How many American troops are deployed as part of the counterterrorism mission in Africa? According to the Times, “about 6,000 to 7,000” with approximately “500 Special Operations troops fighting” Shabaab, al-Qaeda’s arm in Somalia and East Africa. Now remember the figures given above: There are about 370,000 personnel already deployed as part of the Indo-Pacific Command. Moreover, China has developed relationships across the African continent that are intended to further its grand designs. There’s no reason the U.S. military’s footprint, which provides American spies and diplomatic personnel with a greater latitude to operate, needs to serve only one mission. 

Now, there are good reasons that American forces shouldn’t get further entrenched in Africa. But the need to reposition forces to counter China and Russia really isn’t one of them. The same can be said about Afghanistan. The State Department has pushed a deal with the Taliban that will treat al-Qaeda’s longtime ally as a de facto counterterrorism partner, even though the Taliban and al-Qaeda remain closely allied to this day. That isn’t necessary to draw down further from the country, nor does it help with “Great Power Competition.” And even though many criticisms of the “endless war” are well-placed, there are still legitimate terrorist threats emanating from South Asia. 

In future editions of Vital Interests, I’m going to touch on all of these issues. The Trump administration’s 2017 National Security Strategy (NSS) rightly prioritized the growing competition with China and, to a lesser extent, Russia. But the NSS didn’t say the terrorist threat can be ignored in the name of “Great Power Competition.” Some, today, want to do just that.  

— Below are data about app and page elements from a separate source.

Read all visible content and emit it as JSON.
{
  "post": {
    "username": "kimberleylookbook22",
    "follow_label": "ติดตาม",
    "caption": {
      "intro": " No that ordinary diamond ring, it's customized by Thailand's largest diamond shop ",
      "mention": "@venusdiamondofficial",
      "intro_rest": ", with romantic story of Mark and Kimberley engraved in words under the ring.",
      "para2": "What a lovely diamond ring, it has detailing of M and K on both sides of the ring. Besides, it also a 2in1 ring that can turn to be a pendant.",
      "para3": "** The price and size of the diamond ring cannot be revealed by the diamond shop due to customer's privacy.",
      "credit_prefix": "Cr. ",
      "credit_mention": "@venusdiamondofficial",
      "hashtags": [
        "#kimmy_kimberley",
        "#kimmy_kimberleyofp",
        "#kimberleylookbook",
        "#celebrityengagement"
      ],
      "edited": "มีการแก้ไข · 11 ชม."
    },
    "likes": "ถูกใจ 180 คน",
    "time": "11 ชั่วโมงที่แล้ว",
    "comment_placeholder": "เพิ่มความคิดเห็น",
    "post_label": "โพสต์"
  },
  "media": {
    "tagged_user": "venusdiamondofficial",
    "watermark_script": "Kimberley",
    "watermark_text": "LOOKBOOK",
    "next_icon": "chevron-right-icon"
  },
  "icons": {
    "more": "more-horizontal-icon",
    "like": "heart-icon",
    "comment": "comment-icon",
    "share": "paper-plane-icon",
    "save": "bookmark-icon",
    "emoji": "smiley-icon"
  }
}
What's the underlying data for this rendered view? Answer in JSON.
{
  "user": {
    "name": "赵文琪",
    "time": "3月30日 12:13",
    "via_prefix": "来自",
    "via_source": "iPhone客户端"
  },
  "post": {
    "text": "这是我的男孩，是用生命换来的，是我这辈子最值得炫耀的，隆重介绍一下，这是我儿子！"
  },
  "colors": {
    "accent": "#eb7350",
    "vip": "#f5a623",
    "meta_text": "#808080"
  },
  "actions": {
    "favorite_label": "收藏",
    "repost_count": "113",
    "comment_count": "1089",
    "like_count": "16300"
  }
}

Photograph of a parade to celebrate the 70th anniversary of the founding of the People's Republic of China at Tiananmen Square by Kevin Frayer/Getty Images.

Loading more posts…